A border gate between long-feuding Turkey and Armenia has been opened for the first time in 35 years to allow aid for victims of the devastating earthquakes in southern Turkey, state-owned Anadolu news agency and a diplomat said.
Turkey’s special envoy for Armenia, Serdar Kilic, tweeted photos of trucks passing through the Alican checkpoint at the Turkish side of the Aras river separating the two countries.
“I will always remember the generous aid sent by the people of Armenia to help alleviate the sufferings of our people in the earthquake stricken region in Turkey,” Kilic said, thanking Armenian officials.
Anadolu said the crossing was last used to send aid from the Turkish Red Crescent to earthquake-hit Armenia in 1988.
Last year, Turkish and Armenian leaders met informally at a European summit, following a meeting by their foreign ministers, in efforts to mend decades of animosity.
Ankara has not had diplomatic or commercial ties with Armenia since the 1990s. They are at odds primarily over the 1.5 million people Armenia says were killed in 1915 by the Ottoman Empire, the predecessor to modern Turkey.
Armenia says this constitutes genocide.

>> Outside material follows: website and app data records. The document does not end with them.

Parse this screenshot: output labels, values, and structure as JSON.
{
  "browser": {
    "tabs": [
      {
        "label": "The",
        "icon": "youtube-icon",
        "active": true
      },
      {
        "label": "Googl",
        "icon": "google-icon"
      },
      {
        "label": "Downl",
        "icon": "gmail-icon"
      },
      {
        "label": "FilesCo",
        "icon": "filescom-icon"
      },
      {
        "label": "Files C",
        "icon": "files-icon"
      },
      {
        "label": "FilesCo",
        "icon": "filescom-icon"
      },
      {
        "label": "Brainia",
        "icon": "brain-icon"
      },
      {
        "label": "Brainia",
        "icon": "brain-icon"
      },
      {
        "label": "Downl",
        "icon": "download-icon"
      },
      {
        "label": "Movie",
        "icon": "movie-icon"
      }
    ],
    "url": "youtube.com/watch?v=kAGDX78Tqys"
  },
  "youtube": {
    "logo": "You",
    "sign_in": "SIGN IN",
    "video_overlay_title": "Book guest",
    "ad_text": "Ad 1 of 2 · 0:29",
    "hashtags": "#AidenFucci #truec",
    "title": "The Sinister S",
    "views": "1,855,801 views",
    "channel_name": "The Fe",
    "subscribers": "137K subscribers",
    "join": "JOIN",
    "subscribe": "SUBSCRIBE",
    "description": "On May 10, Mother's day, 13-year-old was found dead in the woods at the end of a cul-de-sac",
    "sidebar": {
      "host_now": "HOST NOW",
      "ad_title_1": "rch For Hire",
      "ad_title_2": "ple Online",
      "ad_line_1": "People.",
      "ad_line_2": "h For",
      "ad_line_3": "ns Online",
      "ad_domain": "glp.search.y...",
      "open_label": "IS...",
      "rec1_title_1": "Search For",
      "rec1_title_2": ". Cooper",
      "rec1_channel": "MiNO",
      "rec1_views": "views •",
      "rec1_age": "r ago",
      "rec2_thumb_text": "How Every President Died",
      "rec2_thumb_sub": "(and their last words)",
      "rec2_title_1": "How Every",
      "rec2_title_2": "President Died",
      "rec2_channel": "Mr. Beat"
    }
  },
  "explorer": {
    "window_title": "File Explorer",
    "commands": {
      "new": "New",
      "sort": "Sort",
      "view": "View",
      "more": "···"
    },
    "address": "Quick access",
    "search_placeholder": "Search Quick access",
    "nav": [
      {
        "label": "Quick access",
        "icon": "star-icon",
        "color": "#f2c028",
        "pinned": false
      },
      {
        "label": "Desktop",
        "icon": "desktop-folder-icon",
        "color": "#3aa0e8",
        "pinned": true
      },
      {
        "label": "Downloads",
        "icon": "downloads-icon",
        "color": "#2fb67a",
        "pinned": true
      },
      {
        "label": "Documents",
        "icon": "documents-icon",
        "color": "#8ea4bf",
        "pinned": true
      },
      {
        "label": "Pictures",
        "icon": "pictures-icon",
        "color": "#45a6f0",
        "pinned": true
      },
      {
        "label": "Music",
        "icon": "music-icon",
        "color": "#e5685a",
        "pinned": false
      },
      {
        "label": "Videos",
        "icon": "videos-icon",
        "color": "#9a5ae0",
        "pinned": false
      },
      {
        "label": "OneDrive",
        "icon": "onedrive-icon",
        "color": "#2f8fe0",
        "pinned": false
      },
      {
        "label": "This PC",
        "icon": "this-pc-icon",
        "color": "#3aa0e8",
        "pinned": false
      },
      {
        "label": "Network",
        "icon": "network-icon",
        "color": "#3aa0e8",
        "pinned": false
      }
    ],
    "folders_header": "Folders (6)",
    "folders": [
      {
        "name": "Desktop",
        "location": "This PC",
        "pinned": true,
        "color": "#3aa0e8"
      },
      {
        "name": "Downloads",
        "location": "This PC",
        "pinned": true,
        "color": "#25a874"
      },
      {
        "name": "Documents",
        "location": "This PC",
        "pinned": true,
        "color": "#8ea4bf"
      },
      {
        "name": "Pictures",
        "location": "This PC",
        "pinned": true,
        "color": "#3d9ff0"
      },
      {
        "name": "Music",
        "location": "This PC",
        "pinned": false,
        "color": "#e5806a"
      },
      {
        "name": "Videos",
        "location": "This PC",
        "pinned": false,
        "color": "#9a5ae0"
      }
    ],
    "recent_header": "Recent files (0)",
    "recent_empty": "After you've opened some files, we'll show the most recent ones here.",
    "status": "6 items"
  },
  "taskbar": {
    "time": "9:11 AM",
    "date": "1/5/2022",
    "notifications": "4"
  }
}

Turkey accepts that many Armenians living in the Ottoman Empire were killed in clashes with Ottoman forces during World War One, but contests the figures and denies it was systematic.